(Website and app data records)
+ + + + +

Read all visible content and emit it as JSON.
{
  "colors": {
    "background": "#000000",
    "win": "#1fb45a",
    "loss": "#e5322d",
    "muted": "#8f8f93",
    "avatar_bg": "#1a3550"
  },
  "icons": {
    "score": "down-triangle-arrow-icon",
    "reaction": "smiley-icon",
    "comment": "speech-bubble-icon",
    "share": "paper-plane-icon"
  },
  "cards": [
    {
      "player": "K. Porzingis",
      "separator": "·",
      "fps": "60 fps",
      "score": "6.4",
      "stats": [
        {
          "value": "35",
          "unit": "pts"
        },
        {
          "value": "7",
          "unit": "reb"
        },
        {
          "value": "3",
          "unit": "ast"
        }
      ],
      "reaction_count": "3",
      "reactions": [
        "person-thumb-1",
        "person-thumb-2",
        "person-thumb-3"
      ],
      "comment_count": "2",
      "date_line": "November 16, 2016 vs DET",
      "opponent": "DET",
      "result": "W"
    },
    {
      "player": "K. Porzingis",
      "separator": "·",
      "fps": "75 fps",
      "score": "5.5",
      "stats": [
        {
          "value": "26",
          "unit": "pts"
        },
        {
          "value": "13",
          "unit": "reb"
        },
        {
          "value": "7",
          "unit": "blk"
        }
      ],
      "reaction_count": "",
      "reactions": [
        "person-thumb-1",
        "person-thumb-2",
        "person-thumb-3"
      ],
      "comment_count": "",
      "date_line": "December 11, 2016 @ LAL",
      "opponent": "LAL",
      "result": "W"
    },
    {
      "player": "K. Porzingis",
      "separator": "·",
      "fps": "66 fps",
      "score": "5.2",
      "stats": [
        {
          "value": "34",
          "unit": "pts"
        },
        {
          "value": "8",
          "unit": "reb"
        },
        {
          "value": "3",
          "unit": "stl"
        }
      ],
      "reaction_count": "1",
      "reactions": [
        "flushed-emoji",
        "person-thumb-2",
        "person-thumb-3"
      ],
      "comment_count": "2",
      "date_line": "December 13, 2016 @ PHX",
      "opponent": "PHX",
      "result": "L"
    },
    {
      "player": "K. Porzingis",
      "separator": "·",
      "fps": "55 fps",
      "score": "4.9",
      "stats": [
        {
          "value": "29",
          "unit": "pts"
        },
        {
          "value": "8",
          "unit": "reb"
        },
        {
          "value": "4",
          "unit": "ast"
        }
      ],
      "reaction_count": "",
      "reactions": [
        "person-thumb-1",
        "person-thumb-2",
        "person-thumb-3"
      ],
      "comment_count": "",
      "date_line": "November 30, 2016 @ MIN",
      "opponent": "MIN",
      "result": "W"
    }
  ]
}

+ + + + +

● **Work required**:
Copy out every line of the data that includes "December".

● **Expected answer**:
      "date_line": "December 11, 2016 @ LAL",
      "date_line": "December 13, 2016 @ PHX",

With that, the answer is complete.